Results and Publications

Publication and dissemination plan

The data collected in this study will be reported to the Ministry of Health, Nepal; Nepal Health Research Council; and to meetings of clinicians in the regions through the Nepal Ophthalmic Society. Results will also be presented at international conferences. The results will be submitted for open access publication in peer-reviewed journals.

IPD sharing statement:
The datasets generated during and/or analysed during the current study will be available upon request from Prof Matthew Burton ( The full data set will be available with all patient identifiable details removed. Data will be available after formal reporting of the study findings in a peer-reviewed scientific publication. Datasets will only be available to bona fide scientific investigators. Requests should be made to the Chief Investigator in writing detailing the scientific investigators background and intended use for the data. Consideration will be given to all proposed analyses, with likely envisaged uses including investigators planning on conducting meta-analyses for example. Patient Information Sheets and consent forms specifically referenced making anonymised data available and this has been approved by the relevant ethic committees.

Intention to publish date


Participant level data

Available on request

Basic results (scientific)

Publication list

Publication citations

Additional files

Editorial Notes

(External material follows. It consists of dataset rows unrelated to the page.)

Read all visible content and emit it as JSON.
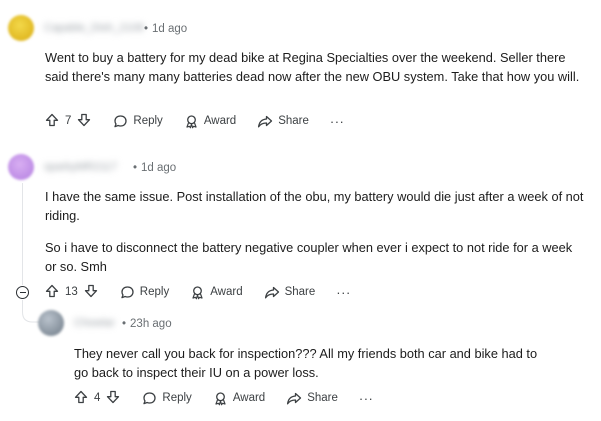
{
  "comments": [
    {
      "username": "Capable_Dish_2108",
      "age": "1d ago",
      "paragraphs": [
        "Went to buy a battery for my dead bike at Regina Specialties over the weekend. Seller there said there's many many batteries dead now after the new OBU system. Take that how you will."
      ],
      "votes": "7",
      "reply_label": "Reply",
      "award_label": "Award",
      "share_label": "Share",
      "more_label": "···",
      "avatar_color": "#e8c31c"
    },
    {
      "username": "sparkyMR2117",
      "age": "1d ago",
      "paragraphs": [
        "I have the same issue. Post installation of the obu, my battery would die just after a week of not riding.",
        "So i have to disconnect the battery negative coupler when ever i expect to not ride for a week or so. Smh"
      ],
      "votes": "13",
      "reply_label": "Reply",
      "award_label": "Award",
      "share_label": "Share",
      "more_label": "···",
      "avatar_color": "#c58ee8"
    },
    {
      "username": "Chowtar",
      "age": "23h ago",
      "paragraphs": [
        "They never call you back for inspection??? All my friends both car and bike had to go back to inspect their IU on a power loss."
      ],
      "votes": "4",
      "reply_label": "Reply",
      "award_label": "Award",
      "share_label": "Share",
      "more_label": "···",
      "avatar_color": "#8a96a3"
    }
  ]
}
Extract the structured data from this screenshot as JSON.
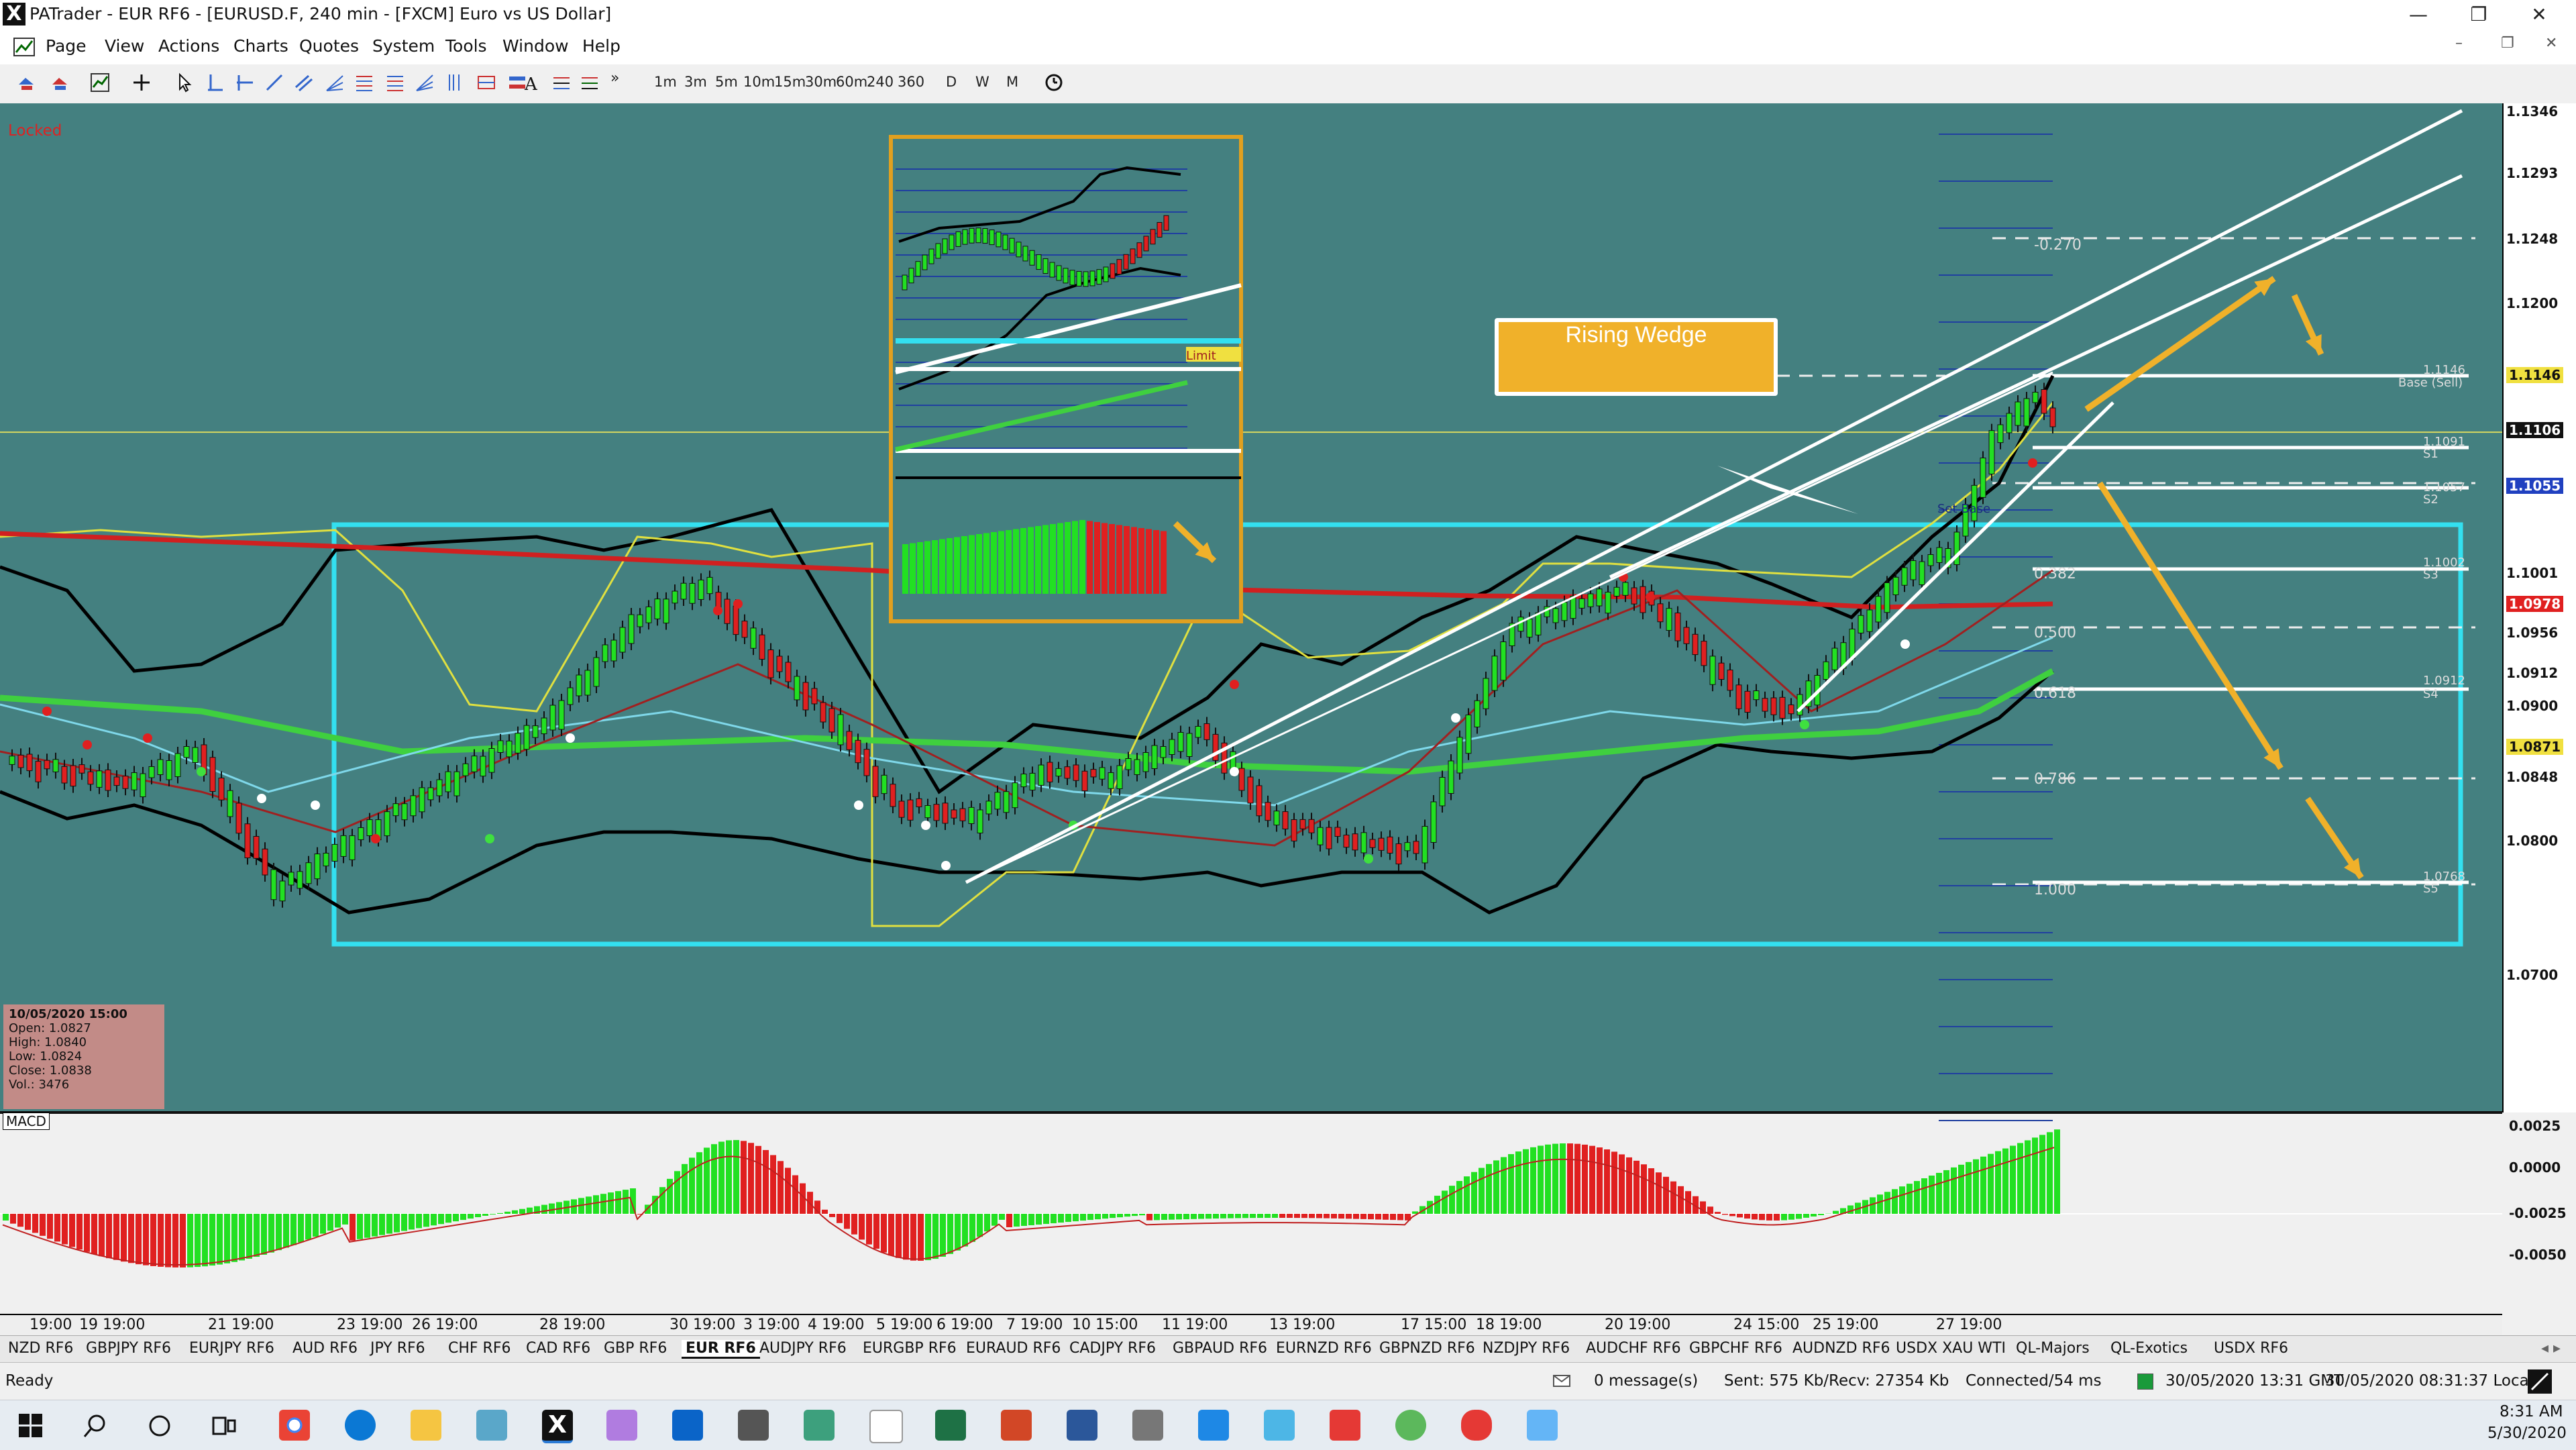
{
  "titlebar": {
    "app_letter": "X",
    "title": "PATrader - EUR RF6 - [EURUSD.F, 240 min - [FXCM] Euro vs US Dollar]",
    "minimize": "—",
    "maximize": "❐",
    "close": "✕"
  },
  "menu": {
    "items": [
      "Page",
      "View",
      "Actions",
      "Charts",
      "Quotes",
      "System",
      "Tools",
      "Window",
      "Help"
    ],
    "mdi": {
      "minimize": "–",
      "restore": "❐",
      "close": "✕"
    }
  },
  "toolbar": {
    "timeframes": [
      "1m",
      "3m",
      "5m",
      "10m",
      "15m",
      "30m",
      "60m",
      "240",
      "360",
      "D",
      "W",
      "M"
    ],
    "overflow": "»"
  },
  "chart": {
    "locked": "Locked",
    "callout": "Rising Wedge",
    "price_labels": [
      "1.1346",
      "1.1293",
      "1.1248",
      "1.1200",
      "1.1146",
      "1.1106",
      "1.1055",
      "1.1001",
      "1.0978",
      "1.0956",
      "1.0912",
      "1.0900",
      "1.0871",
      "1.0848",
      "1.0800",
      "1.0700"
    ],
    "macd_price_labels": [
      "0.0025",
      "0.0000",
      "-0.0025",
      "-0.0050"
    ],
    "fib_labels": [
      "-0.270",
      "0.382",
      "0.500",
      "0.618",
      "0.786",
      "1.000"
    ],
    "level_labels": [
      "1.1146",
      "Base (Sell)",
      "1.1091",
      "S1",
      "1.1057",
      "S2",
      "1.1002",
      "S3",
      "1.0912",
      "S4",
      "1.0768",
      "S5"
    ],
    "inset_labels": [
      "Limit",
      "Limit"
    ],
    "base_label": "Set Base",
    "time_labels": [
      "19:00",
      "19 19:00",
      "21 19:00",
      "23 19:00",
      "26 19:00",
      "28 19:00",
      "30 19:00",
      "3 19:00",
      "4 19:00",
      "5 19:00",
      "6 19:00",
      "7 19:00",
      "10 15:00",
      "11 19:00",
      "13 19:00",
      "17 15:00",
      "18 19:00",
      "20 19:00",
      "24 15:00",
      "25 19:00",
      "27 19:00"
    ]
  },
  "data_window": {
    "date": "10/05/2020 15:00",
    "open": "Open: 1.0827",
    "high": "High: 1.0840",
    "low": "Low: 1.0824",
    "close": "Close: 1.0838",
    "vol": "Vol.: 3476"
  },
  "macd": {
    "label": "MACD"
  },
  "symbol_tabs": [
    "NZD RF6",
    "GBPJPY RF6",
    "EURJPY RF6",
    "AUD RF6",
    "JPY RF6",
    "CHF RF6",
    "CAD RF6",
    "GBP RF6",
    "EUR RF6",
    "AUDJPY RF6",
    "EURGBP RF6",
    "EURAUD RF6",
    "CADJPY RF6",
    "GBPAUD RF6",
    "EURNZD RF6",
    "GBPNZD RF6",
    "NZDJPY RF6",
    "AUDCHF RF6",
    "GBPCHF RF6",
    "AUDNZD RF6",
    "USDX XAU WTI",
    "QL-Majors",
    "QL-Exotics",
    "USDX RF6"
  ],
  "active_tab": "EUR RF6",
  "status": {
    "ready": "Ready",
    "messages": "0 message(s)",
    "sent": "Sent: 575 Kb/Recv: 27354 Kb",
    "connected": "Connected/54 ms",
    "gmt": "30/05/2020 13:31 GMT",
    "local": "30/05/2020 08:31:37 Local"
  },
  "taskbar": {
    "time": "8:31 AM",
    "date": "5/30/2020"
  },
  "colors": {
    "chart_bg": "#448080",
    "bull": "#22e022",
    "bear": "#e02020",
    "wedge": "#ffffff",
    "arrow": "#f0b12a",
    "box": "#33e0f0"
  }
}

23/09/2020: Internal review. 11/08/2020: The following changes were made to the trial record: 1. The recruitment end date was changed from 31/08/2020 to 31/12/2020. 2. The overall end date was changed from 30/11/2020 to 31/03/2021. 3. The intention to publish date was changed from 28/02/2021 to 30/06/2021. 07/04/2020: The following changes were made to the trial record: 1. The recruitment end date was changed from 31/03/2020 to 31/08/2020. 2. The overall end date was changed from 30/06/2020 to 30/11/2020. 3. The intention to publish date was changed from 31/12/2020 to 28/02/2021. 4. Due to current public health guidance, recruitment for this study has been paused. 10/01/2020: The following changes have been made: 1. The recruitment end date has been changed from 31/12/2019 to 31/03/2020. 2. The overall trial end date has been changed from 30/04/2020 to 30/06/2020. 3. The intention to publish date has been changed from 31/10/2020 to 31/12/2020. 09/09/2019: The following changes were made to the trial record: 1. The recruitment end date was changed from 31/08/2019 to 31/12/2019. 2. The overall trial end date was changed from 31/12/2019 to 30/04/2020. 3. The intention to publish date was changed from 01/06/2020 to 31/10/2020. 17/05/2019: Internal review. 10/05/2019: Trial’s existence confirmed by London School of Hygiene and Tropical Medicine Ethics Committee and Nepal Health Research Council Ethics Committee.